Editor’s Note: The second annual Summer Gun and Hobby Show takes place this Saturday, July 28 from 10 a.m. to 4 p.m. at the Gold Rush Inn. What could be a more appropriate time for this column about an ammunition classic?

The 30.06 Springfield is now over 100 years old, having been accepted by the U.S. military in 1906 (hence the ’06 in the cartridge name.)

Since then it has been used with great success by the U.S. military until the relatively recent arrival of military versions of the both .308 Winchester (7.62 x 51 mm) and later the .223 Remington (5.56 mm NATO).

By far the greatest success of the venerable 30.06 Springfield has been in the hands of hunters throughout North America and the rest of the world. The 30.06 is so common and so popular (and effective) that ammunition for it is available all over the globe.

That is certainly not the case with most of the new “super-magnums” and even some of the other old standbys. It is so popular that every current rifle producer chambers rifles in 30.06 Springfield.

The ’06 factory loads are available from 110 grains to 220 grains to fill the hunter’s needs for bullets better suited for various game animals or target use.

Because of the popularity of this cartridge, every bullet weight category includes many choices to suit the specific needs of the rifle the hunter is using. There are also factory-loaded “light magnums” which move the 30.06 up almost to the speed and energy of the .300 Winchester Magnum.

It is not commonly understood, but very important, that two similar rifles may shoot the same ammunition differently as far as accuracy is concerned.

Try different manufacturers, bullet weights and bullet types until your rifle lets you know which ones it likes best by putting the holes closer together on the target.

The sky is the limit with the bullet/load combinations available to the handloader.

The .30 calibre is the most commonly-utilized medium bore calibre, so literally hundreds of different bullet types and weights are readily available. The reloading manuals contain many more suggested loads and combinations for the 30.06 than for any other cartridge.

For the plinker, or anyone else who just likes to shoot, 30.06 ammunition from the Second World War is still available by the case.

These are full metal jackets (FMJ), so not legal for hunting big game in the Yukon, but they are fine for an afternoon of shooting pleasure.

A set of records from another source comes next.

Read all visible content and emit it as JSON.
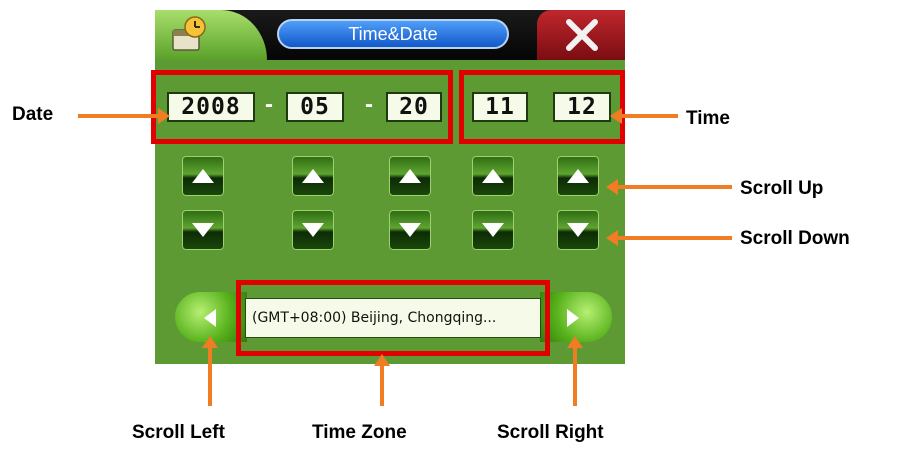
{
  "window": {
    "title": "Time&Date"
  },
  "icons": {
    "app": "calendar-clock-icon",
    "close": "close-x-icon"
  },
  "date": {
    "year": "2008",
    "month": "05",
    "day": "20",
    "separator": "-"
  },
  "time": {
    "hour": "11",
    "minute": "12"
  },
  "timezone": {
    "value": "(GMT+08:00) Beijing, Chongqing..."
  },
  "callouts": {
    "date": "Date",
    "time": "Time",
    "scroll_up": "Scroll Up",
    "scroll_down": "Scroll Down",
    "scroll_left": "Scroll Left",
    "time_zone": "Time Zone",
    "scroll_right": "Scroll Right"
  },
  "colors": {
    "screen_bg": "#5e9a33",
    "annotation_red": "#e00000",
    "annotation_orange": "#f07c24",
    "title_blue": "#1158c9"
  }
}
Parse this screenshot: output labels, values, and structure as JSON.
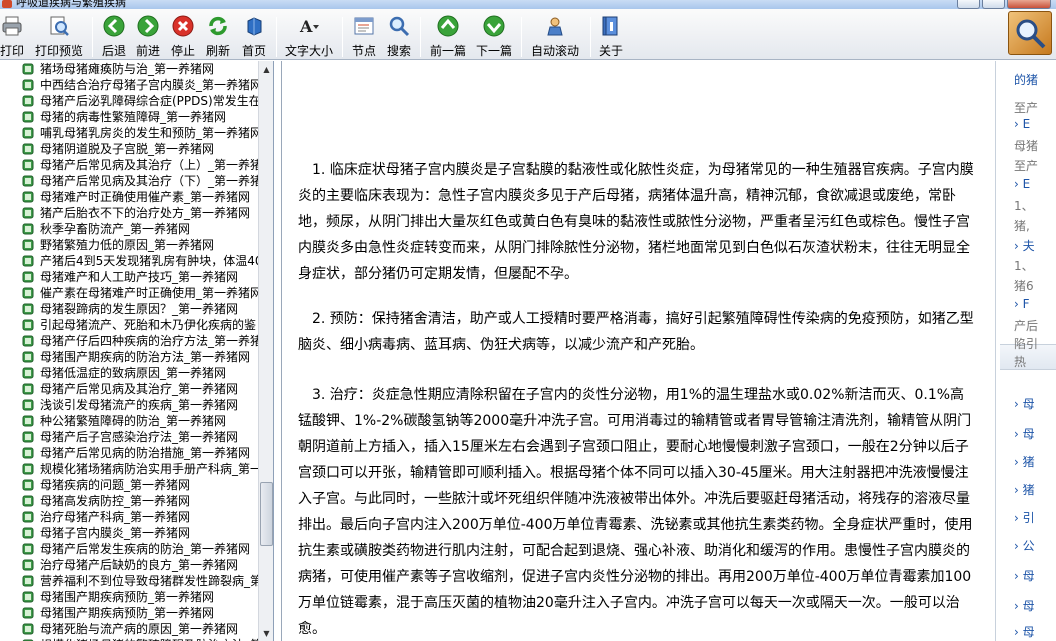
{
  "window": {
    "title": "呼吸道疾病与繁殖疾病"
  },
  "toolbar": {
    "buttons": [
      {
        "id": "print",
        "label": "打印"
      },
      {
        "id": "print_preview",
        "label": "打印预览"
      },
      {
        "id": "back",
        "label": "后退"
      },
      {
        "id": "forward",
        "label": "前进"
      },
      {
        "id": "stop",
        "label": "停止"
      },
      {
        "id": "refresh",
        "label": "刷新"
      },
      {
        "id": "home",
        "label": "首页"
      },
      {
        "id": "font_size",
        "label": "文字大小"
      },
      {
        "id": "nodes",
        "label": "节点"
      },
      {
        "id": "search",
        "label": "搜索"
      },
      {
        "id": "prev",
        "label": "前一篇"
      },
      {
        "id": "next",
        "label": "下一篇"
      },
      {
        "id": "autoscroll",
        "label": "自动滚动"
      },
      {
        "id": "about",
        "label": "关于"
      }
    ]
  },
  "tree": {
    "items": [
      "猪场母猪瘫痪防与治_第一养猪网",
      "中西结合治疗母猪子宫内膜炎_第一养猪网",
      "母猪产后泌乳障碍综合症(PPDS)常发生在母",
      "母猪的病毒性繁殖障碍_第一养猪网",
      "哺乳母猪乳房炎的发生和预防_第一养猪网",
      "母猪阴道脱及子宫脱_第一养猪网",
      "母猪产后常见病及其治疗（上）_第一养猪",
      "母猪产后常见病及其治疗（下）_第一养猪",
      "母猪难产时正确使用催产素_第一养猪网",
      "猪产后胎衣不下的治疗处方_第一养猪网",
      "秋季孕畜防流产_第一养猪网",
      "野猪繁殖力低的原因_第一养猪网",
      "产猪后4到5天发现猪乳房有肿块，体温40",
      "母猪难产和人工助产技巧_第一养猪网",
      "催产素在母猪难产时正确使用_第一养猪网",
      "母猪裂蹄病的发生原因？_第一养猪网",
      "引起母猪流产、死胎和木乃伊化疾病的鉴",
      "母猪产仔后四种疾病的治疗方法_第一养猪",
      "母猪围产期疾病的防治方法_第一养猪网",
      "母猪低温症的致病原因_第一养猪网",
      "母猪产后常见病及其治疗_第一养猪网",
      "浅谈引发母猪流产的疾病_第一养猪网",
      "种公猪繁殖障碍的防治_第一养猪网",
      "母猪产后子宫感染治疗法_第一养猪网",
      "母猪产后常见病的防治措施_第一养猪网",
      "规模化猪场猪病防治实用手册产科病_第一",
      "母猪疾病的问题_第一养猪网",
      "母猪高发病防控_第一养猪网",
      "治疗母猪产科病_第一养猪网",
      "母猪子宫内膜炎_第一养猪网",
      "母猪产后常发生疾病的防治_第一养猪网",
      "治疗母猪产后缺奶的良方_第一养猪网",
      "营养福利不到位导致母猪群发性蹄裂病_第",
      "母猪围产期疾病预防_第一养猪网",
      "母猪围产期疾病预防_第一养猪网",
      "母猪死胎与流产病的原因_第一养猪网",
      "规模化猪场母猪的繁殖障碍及防治方法_第"
    ]
  },
  "article": {
    "paragraphs": [
      "1. 临床症状母猪子宫内膜炎是子宫黏膜的黏液性或化脓性炎症，为母猪常见的一种生殖器官疾病。子宫内膜炎的主要临床表现为：急性子宫内膜炎多见于产后母猪，病猪体温升高，精神沉郁，食欲减退或废绝，常卧地，频尿，从阴门排出大量灰红色或黄白色有臭味的黏液性或脓性分泌物，严重者呈污红色或棕色。慢性子宫内膜炎多由急性炎症转变而来，从阴门排除脓性分泌物，猪栏地面常见到白色似石灰渣状粉末，往往无明显全身症状，部分猪仍可定期发情，但屡配不孕。",
      "2. 预防：保持猪舍清洁，助产或人工授精时要严格消毒，搞好引起繁殖障碍性传染病的免疫预防，如猪乙型脑炎、细小病毒病、蓝耳病、伪狂犬病等，以减少流产和产死胎。",
      "3. 治疗：炎症急性期应清除积留在子宫内的炎性分泌物，用1%的温生理盐水或0.02%新洁而灭、0.1%高锰酸钾、1%-2%碳酸氢钠等2000毫升冲洗子宫。可用消毒过的输精管或者胃导管输注清洗剂，输精管从阴门朝阴道前上方插入，插入15厘米左右会遇到子宫颈口阻止，要耐心地慢慢刺激子宫颈口，一般在2分钟以后子宫颈口可以开张，输精管即可顺利插入。根据母猪个体不同可以插入30-45厘米。用大注射器把冲洗液慢慢注入子宫。与此同时，一些脓汁或坏死组织伴随冲洗液被带出体外。冲洗后要驱赶母猪活动，将残存的溶液尽量排出。最后向子宫内注入200万单位-400万单位青霉素、洗铋素或其他抗生素类药物。全身症状严重时，使用抗生素或磺胺类药物进行肌内注射，可配合起到退烧、强心补液、助消化和缓泻的作用。患慢性子宫内膜炎的病猪，可使用催产素等子宫收缩剂，促进子宫内炎性分泌物的排出。再用200万单位-400万单位青霉素加100万单位链霉素，混于高压灭菌的植物油20毫升注入子宫内。冲洗子宫可以每天一次或隔天一次。一般可以治愈。"
    ]
  },
  "right_panel": {
    "lines": [
      "的猪",
      "至产",
      "› E",
      "母猪",
      "至产",
      "› E",
      "1、",
      "猪,",
      "› 夫",
      "1、",
      "猪6",
      "› F",
      "产后",
      "陷引",
      "热",
      "› 母",
      "› 母",
      "› 猪",
      "› 猪",
      "› 引",
      "› 公",
      "› 母",
      "› 母",
      "› 母",
      "› 后"
    ]
  }
}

The 30.06 with a 180 grain bullet that produces 2,800 pounds-feet of energy at the muzzle is the minimum cartridge to hunt bison in the Yukon. This standard was created to try to minimize the wounding loss rate which might occur with lesser cartridges.

Unfortunately too many hunters still think a “super-magnum” will kill better, when bullet placement is the real key to success.

Wildcat cartridges are where someone takes a cartridge and “necks” it up or down (makes the opening smaller or larger) to accommodate a bullet of a different calibre.

The 30.06 has been used for many variations, with the most common and regularly used in the Yukon being the 25.06 Remington, .270 Winchester, .280 Remington and .35 Whelan. The 30.06 just doesn’t stop being successful.

I am totally consistent in my answer when a new hunter asks me, “What rifle should I buy for my first or only Yukon hunting rifle?”

Without hesitation and completely prepared to defend my answer, I advise to buy a 30.06 and you’ll never be sorry.

The guns are available used as well as new, at all price levels. The recoil can be dealt with (and mitigated with a pad), and ammunition is available all the time and everywhere.

The 30.06 Springfield has lasted for over 100 years as one of the most popular and capable hunting cartridges in history.

Probably no other cartridge will ever match its record for popularity and effectiveness.

Its reputation and century-old acceptance have endured because it is simply a totally excellent all-round cartridge.